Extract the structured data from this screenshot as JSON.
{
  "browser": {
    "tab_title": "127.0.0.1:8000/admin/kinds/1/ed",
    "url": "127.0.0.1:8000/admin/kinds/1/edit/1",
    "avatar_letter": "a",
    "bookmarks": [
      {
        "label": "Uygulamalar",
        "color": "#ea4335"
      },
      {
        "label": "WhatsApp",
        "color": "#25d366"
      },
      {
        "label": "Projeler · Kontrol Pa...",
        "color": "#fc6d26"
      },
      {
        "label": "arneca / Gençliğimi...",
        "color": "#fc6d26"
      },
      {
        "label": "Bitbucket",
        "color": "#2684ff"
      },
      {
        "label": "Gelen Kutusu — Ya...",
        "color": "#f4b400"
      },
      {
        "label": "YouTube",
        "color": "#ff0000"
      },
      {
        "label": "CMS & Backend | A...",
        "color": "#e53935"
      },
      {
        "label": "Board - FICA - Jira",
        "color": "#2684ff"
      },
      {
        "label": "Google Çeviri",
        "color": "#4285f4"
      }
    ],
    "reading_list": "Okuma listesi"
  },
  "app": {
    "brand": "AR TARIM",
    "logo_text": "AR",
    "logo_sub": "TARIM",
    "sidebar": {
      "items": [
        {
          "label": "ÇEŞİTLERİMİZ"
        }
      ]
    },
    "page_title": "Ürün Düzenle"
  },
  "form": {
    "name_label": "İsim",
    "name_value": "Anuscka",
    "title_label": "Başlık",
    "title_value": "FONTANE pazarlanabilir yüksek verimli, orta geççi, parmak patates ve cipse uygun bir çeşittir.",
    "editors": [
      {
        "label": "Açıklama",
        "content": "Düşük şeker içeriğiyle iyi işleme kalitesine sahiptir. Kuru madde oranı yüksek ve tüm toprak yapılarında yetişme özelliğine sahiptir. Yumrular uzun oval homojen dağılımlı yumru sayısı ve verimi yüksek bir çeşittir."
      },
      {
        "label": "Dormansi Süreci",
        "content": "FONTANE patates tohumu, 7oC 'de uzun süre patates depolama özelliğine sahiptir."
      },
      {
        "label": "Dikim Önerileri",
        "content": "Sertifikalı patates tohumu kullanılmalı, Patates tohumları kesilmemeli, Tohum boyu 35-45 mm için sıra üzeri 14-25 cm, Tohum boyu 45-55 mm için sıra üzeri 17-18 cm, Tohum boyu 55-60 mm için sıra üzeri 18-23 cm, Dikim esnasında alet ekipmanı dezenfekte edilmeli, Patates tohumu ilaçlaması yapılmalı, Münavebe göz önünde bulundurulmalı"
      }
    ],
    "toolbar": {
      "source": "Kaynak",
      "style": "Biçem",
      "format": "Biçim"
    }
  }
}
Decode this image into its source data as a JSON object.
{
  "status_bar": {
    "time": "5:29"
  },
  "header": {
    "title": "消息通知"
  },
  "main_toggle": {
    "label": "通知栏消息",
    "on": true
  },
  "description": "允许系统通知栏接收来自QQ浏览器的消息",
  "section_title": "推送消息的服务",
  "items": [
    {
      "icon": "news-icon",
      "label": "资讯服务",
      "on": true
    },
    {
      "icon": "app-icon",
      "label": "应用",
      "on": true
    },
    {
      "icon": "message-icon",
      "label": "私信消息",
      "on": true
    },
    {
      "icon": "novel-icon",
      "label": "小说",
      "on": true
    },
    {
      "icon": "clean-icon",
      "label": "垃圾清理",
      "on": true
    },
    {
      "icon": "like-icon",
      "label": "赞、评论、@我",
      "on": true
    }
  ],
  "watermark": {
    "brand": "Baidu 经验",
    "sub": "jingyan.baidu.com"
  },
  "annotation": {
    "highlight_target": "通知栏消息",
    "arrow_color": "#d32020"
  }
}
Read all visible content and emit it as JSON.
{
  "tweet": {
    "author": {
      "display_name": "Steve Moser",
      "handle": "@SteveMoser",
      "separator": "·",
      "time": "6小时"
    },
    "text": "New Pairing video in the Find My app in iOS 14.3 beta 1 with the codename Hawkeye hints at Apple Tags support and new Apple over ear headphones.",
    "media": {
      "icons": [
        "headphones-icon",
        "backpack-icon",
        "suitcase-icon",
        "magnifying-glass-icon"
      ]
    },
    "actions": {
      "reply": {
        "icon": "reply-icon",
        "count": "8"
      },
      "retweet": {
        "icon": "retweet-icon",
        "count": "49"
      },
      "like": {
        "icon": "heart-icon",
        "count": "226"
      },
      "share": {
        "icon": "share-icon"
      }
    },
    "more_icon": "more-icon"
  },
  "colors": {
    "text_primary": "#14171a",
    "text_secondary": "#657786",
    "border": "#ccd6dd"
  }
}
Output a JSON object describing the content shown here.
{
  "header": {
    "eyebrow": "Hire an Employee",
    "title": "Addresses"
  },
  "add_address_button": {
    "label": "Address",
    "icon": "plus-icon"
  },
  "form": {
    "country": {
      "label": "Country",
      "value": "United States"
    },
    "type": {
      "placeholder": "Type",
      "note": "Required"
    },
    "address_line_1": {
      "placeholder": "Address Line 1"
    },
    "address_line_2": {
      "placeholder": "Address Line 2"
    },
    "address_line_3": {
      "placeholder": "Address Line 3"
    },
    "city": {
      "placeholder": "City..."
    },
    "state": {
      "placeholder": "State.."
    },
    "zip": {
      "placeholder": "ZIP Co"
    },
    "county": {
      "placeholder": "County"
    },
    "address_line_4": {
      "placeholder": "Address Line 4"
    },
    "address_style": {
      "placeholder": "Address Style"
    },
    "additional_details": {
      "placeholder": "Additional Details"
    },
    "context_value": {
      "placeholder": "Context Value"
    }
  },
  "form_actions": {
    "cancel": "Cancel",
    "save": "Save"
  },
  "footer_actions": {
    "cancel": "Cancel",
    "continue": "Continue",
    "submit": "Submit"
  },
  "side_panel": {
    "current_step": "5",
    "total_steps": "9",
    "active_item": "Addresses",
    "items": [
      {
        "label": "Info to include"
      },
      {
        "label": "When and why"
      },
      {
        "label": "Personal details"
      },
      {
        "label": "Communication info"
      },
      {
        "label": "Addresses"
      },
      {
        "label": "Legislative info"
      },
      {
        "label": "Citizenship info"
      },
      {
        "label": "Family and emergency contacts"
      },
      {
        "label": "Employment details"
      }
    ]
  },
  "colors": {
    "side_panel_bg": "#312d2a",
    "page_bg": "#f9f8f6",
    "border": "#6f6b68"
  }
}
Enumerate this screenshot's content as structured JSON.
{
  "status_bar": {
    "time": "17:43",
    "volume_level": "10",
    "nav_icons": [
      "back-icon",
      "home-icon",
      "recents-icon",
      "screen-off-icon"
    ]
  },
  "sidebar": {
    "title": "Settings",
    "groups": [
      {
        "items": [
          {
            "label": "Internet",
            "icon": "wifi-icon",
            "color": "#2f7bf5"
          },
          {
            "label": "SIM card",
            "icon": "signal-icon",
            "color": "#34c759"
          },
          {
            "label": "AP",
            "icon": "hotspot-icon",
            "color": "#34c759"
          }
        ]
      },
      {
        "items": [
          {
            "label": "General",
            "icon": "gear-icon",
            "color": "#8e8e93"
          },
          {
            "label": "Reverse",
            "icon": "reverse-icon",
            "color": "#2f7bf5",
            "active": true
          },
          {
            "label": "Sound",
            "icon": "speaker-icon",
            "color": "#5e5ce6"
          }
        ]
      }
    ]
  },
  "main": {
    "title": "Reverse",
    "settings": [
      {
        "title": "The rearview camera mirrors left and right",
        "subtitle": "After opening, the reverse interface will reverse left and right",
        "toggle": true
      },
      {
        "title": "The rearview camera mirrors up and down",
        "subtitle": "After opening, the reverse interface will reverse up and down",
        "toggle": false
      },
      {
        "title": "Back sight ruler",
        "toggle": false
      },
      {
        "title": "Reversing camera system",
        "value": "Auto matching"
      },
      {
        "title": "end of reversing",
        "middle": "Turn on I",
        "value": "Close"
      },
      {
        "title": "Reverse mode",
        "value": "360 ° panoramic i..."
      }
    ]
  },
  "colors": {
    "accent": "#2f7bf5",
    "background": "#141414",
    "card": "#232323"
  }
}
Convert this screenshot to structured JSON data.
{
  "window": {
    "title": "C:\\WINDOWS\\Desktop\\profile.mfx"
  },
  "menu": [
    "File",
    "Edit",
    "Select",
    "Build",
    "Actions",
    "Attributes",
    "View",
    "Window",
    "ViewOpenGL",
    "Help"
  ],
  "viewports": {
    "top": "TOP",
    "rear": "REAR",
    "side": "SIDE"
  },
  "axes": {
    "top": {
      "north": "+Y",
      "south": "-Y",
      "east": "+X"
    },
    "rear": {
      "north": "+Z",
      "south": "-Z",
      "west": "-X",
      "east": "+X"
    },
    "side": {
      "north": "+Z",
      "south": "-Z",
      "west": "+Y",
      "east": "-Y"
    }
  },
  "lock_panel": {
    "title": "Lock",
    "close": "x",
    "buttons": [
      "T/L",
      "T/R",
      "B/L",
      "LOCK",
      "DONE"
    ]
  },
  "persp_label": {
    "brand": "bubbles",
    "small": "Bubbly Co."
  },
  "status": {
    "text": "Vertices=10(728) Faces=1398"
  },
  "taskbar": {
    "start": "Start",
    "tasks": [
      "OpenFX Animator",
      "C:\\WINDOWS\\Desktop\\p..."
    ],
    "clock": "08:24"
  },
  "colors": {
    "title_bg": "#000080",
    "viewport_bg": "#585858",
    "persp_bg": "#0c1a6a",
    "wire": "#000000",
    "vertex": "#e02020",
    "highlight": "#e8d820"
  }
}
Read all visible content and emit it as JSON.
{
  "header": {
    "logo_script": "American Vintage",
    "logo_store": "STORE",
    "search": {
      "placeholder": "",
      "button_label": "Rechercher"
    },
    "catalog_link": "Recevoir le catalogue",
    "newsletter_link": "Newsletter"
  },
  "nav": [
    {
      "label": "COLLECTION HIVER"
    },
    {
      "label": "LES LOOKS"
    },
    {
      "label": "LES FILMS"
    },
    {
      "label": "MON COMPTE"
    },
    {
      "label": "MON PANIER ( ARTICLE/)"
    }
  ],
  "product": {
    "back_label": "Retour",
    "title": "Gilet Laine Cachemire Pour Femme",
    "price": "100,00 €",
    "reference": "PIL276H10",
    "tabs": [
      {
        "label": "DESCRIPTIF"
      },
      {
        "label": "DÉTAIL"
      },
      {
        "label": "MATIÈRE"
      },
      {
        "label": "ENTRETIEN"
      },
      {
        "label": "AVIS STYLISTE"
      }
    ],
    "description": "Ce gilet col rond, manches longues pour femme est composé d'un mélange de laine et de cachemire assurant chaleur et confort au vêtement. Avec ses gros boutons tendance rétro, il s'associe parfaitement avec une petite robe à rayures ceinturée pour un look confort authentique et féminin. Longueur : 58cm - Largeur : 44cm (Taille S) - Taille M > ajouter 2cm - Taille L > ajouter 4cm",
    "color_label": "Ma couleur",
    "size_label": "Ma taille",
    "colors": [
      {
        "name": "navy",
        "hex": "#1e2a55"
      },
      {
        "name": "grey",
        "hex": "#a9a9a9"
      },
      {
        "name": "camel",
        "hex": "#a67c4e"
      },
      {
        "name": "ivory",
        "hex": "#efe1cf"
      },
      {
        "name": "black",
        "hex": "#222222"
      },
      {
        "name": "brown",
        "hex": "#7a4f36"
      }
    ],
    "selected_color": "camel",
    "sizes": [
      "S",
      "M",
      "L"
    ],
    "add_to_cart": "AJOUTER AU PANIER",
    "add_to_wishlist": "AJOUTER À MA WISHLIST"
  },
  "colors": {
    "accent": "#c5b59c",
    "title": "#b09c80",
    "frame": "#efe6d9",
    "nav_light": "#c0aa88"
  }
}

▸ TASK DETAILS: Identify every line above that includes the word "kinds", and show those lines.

▸ EXPECTED ANSWER:
    "tab_title": "127.0.0.1:8000/admin/kinds/1/ed",
    "url": "127.0.0.1:8000/admin/kinds/1/edit/1",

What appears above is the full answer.